I guess this puts me in the 98% of people who won’t find it any easier to read.
Several people, one response…
The layout engine is probably too difficult to replace, but fonts should be easily interchangeable on a rooted Kindle.
…also, from here, the last-as-of-now comment:
If you use calibre the font can be imbedded in a azw3 file and side loaded to an e-ink kindle and then in the settings set the font choice to publisher font.
I agree with the article that the new font is nice, but no big deal. It’s the crap typesetting getting markedly less crappy that really matters (to the sort of person who cares about such things). I doubt any amount of jailbreaking can currently fix that.
That’s an issue then. There are some opensource readers out there (OpenInkpot perhaps? Though it seems to be dead now) but the development status tends to not be great. Albeit may be worth looking at…
Relevant thread here, though looking hopeless:
Of course, the next inevitable complaint is that it matches the paperback, but from the “wrong” printing. What to do when the next has a longer introduction? NONE OF THE PAGES MATCH, THIS IS OUTRAGE.
Why would it be poor me? I’m not the one wanting the page numbers.
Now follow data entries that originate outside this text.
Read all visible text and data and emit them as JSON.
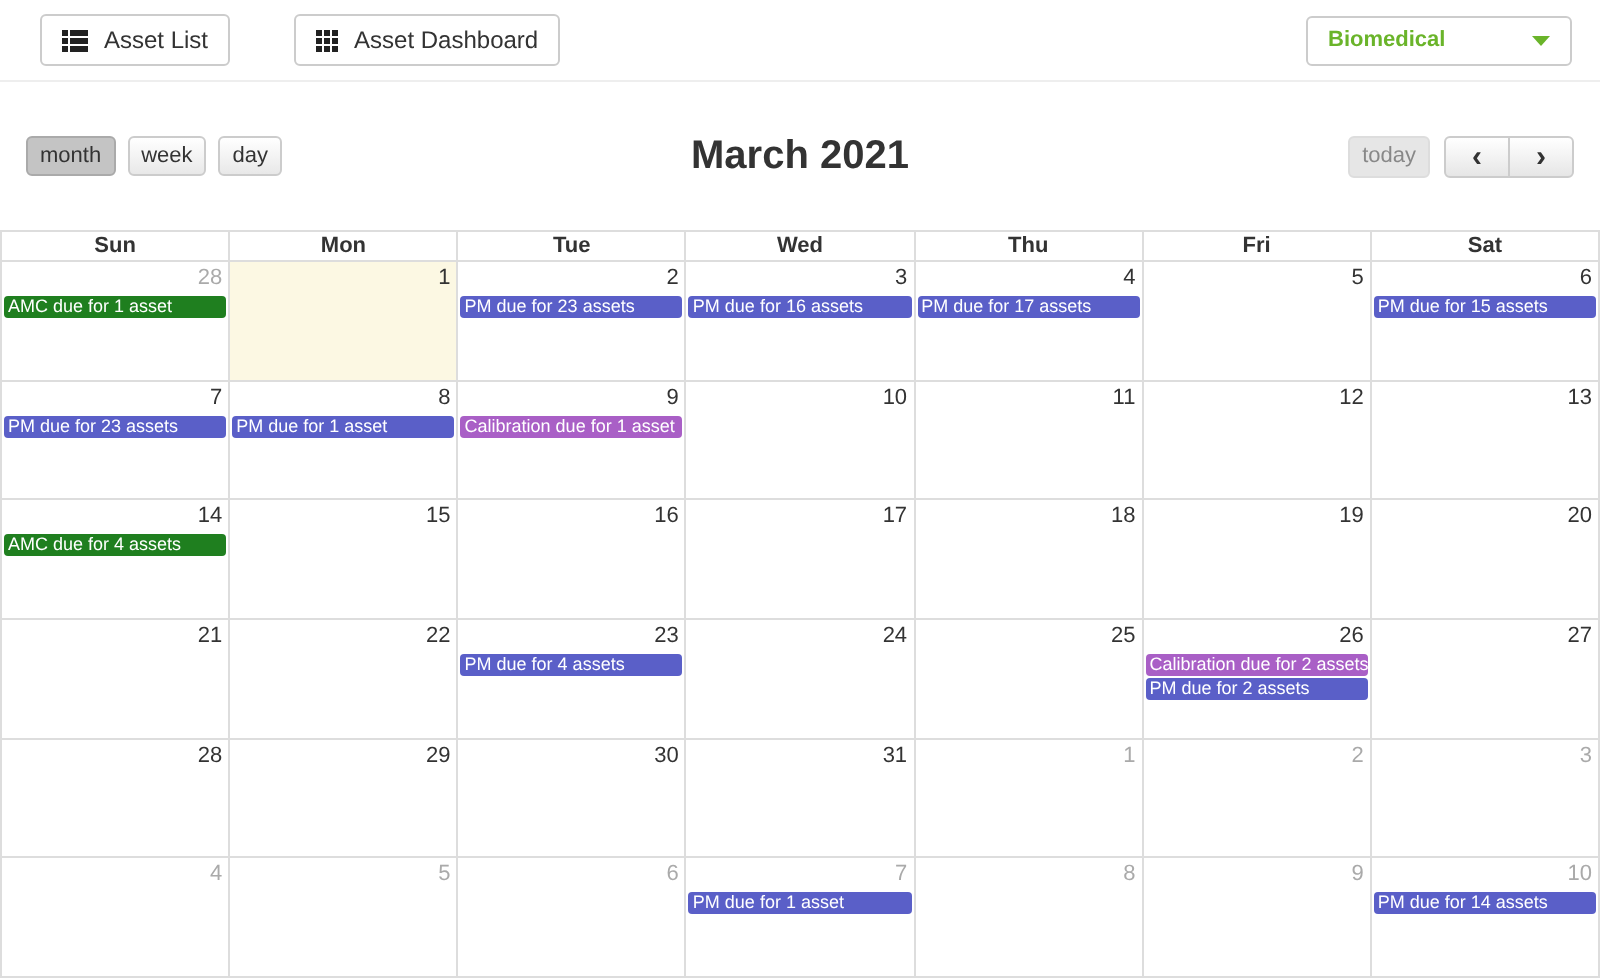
{
  "top_bar": {
    "buttons": [
      {
        "label": "Asset List",
        "kind": "list"
      },
      {
        "label": "Asset Dashboard",
        "kind": "grid"
      }
    ],
    "category_select": {
      "value": "Biomedical"
    }
  },
  "toolbar": {
    "views": [
      {
        "label": "month",
        "selected": true
      },
      {
        "label": "week",
        "selected": false
      },
      {
        "label": "day",
        "selected": false
      }
    ],
    "title": "March 2021",
    "today": {
      "label": "today",
      "disabled": true
    },
    "nav": [
      {
        "label": "‹",
        "kind": "prev"
      },
      {
        "label": "›",
        "kind": "next"
      }
    ]
  },
  "calendar": {
    "weekdays": [
      "Sun",
      "Mon",
      "Tue",
      "Wed",
      "Thu",
      "Fri",
      "Sat"
    ],
    "weeks": [
      [
        {
          "day": "28",
          "other_month": true,
          "today": false,
          "events": [
            {
              "title": "AMC due for 1 asset",
              "color": "#1f7f1f"
            }
          ]
        },
        {
          "day": "1",
          "other_month": false,
          "today": true
        },
        {
          "day": "2",
          "other_month": false,
          "today": false,
          "events": [
            {
              "title": "PM due for 23 assets",
              "color": "#5a5fc8"
            }
          ]
        },
        {
          "day": "3",
          "other_month": false,
          "today": false,
          "events": [
            {
              "title": "PM due for 16 assets",
              "color": "#5a5fc8"
            }
          ]
        },
        {
          "day": "4",
          "other_month": false,
          "today": false,
          "events": [
            {
              "title": "PM due for 17 assets",
              "color": "#5a5fc8"
            }
          ]
        },
        {
          "day": "5",
          "other_month": false,
          "today": false
        },
        {
          "day": "6",
          "other_month": false,
          "today": false,
          "events": [
            {
              "title": "PM due for 15 assets",
              "color": "#5a5fc8"
            }
          ]
        }
      ],
      [
        {
          "day": "7",
          "other_month": false,
          "today": false,
          "events": [
            {
              "title": "PM due for 23 assets",
              "color": "#5a5fc8"
            }
          ]
        },
        {
          "day": "8",
          "other_month": false,
          "today": false,
          "events": [
            {
              "title": "PM due for 1 asset",
              "color": "#5a5fc8"
            }
          ]
        },
        {
          "day": "9",
          "other_month": false,
          "today": false,
          "events": [
            {
              "title": "Calibration due for 1 asset",
              "color": "#a95fc6"
            }
          ]
        },
        {
          "day": "10",
          "other_month": false,
          "today": false
        },
        {
          "day": "11",
          "other_month": false,
          "today": false
        },
        {
          "day": "12",
          "other_month": false,
          "today": false
        },
        {
          "day": "13",
          "other_month": false,
          "today": false
        }
      ],
      [
        {
          "day": "14",
          "other_month": false,
          "today": false,
          "events": [
            {
              "title": "AMC due for 4 assets",
              "color": "#1f7f1f"
            }
          ]
        },
        {
          "day": "15",
          "other_month": false,
          "today": false
        },
        {
          "day": "16",
          "other_month": false,
          "today": false
        },
        {
          "day": "17",
          "other_month": false,
          "today": false
        },
        {
          "day": "18",
          "other_month": false,
          "today": false
        },
        {
          "day": "19",
          "other_month": false,
          "today": false
        },
        {
          "day": "20",
          "other_month": false,
          "today": false
        }
      ],
      [
        {
          "day": "21",
          "other_month": false,
          "today": false
        },
        {
          "day": "22",
          "other_month": false,
          "today": false
        },
        {
          "day": "23",
          "other_month": false,
          "today": false,
          "events": [
            {
              "title": "PM due for 4 assets",
              "color": "#5a5fc8"
            }
          ]
        },
        {
          "day": "24",
          "other_month": false,
          "today": false
        },
        {
          "day": "25",
          "other_month": false,
          "today": false
        },
        {
          "day": "26",
          "other_month": false,
          "today": false,
          "events": [
            {
              "title": "Calibration due for 2 assets",
              "color": "#a95fc6"
            },
            {
              "title": "PM due for 2 assets",
              "color": "#5a5fc8"
            }
          ]
        },
        {
          "day": "27",
          "other_month": false,
          "today": false
        }
      ],
      [
        {
          "day": "28",
          "other_month": false,
          "today": false
        },
        {
          "day": "29",
          "other_month": false,
          "today": false
        },
        {
          "day": "30",
          "other_month": false,
          "today": false
        },
        {
          "day": "31",
          "other_month": false,
          "today": false
        },
        {
          "day": "1",
          "other_month": true,
          "today": false
        },
        {
          "day": "2",
          "other_month": true,
          "today": false
        },
        {
          "day": "3",
          "other_month": true,
          "today": false
        }
      ],
      [
        {
          "day": "4",
          "other_month": true,
          "today": false
        },
        {
          "day": "5",
          "other_month": true,
          "today": false
        },
        {
          "day": "6",
          "other_month": true,
          "today": false
        },
        {
          "day": "7",
          "other_month": true,
          "today": false,
          "events": [
            {
              "title": "PM due for 1 asset",
              "color": "#5a5fc8"
            }
          ]
        },
        {
          "day": "8",
          "other_month": true,
          "today": false
        },
        {
          "day": "9",
          "other_month": true,
          "today": false
        },
        {
          "day": "10",
          "other_month": true,
          "today": false,
          "events": [
            {
              "title": "PM due for 14 assets",
              "color": "#5a5fc8"
            }
          ]
        }
      ]
    ]
  }
}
You still get a pretty decent offset marker. If the text in the book editions is identical, you can fairly well linearly interpolate between the page numbers of different editions. When taking notes on paper (yes, some people incl. e.g. me do it), a page number is an useful marker of position.
And, because the publisher has control over the editions, there is always the possibility of making page matching tables between the different editions, for lookup. (So “page 342” in edition A can be matched to pages 320-321 in edition B and page 334 in edition C.) As simple as a lookup table.
Technically it can be done with the percentage offset too. But that includes a host of possible problems, e.g. with books that are formatted with citations each having its own one-line page. (Saw that. Was initially wondering why a simple short-ish book would have over 1000 pages.)
So while page numbers aren’t perfect (what is), they are useful enough to keep around for the foreseeable time.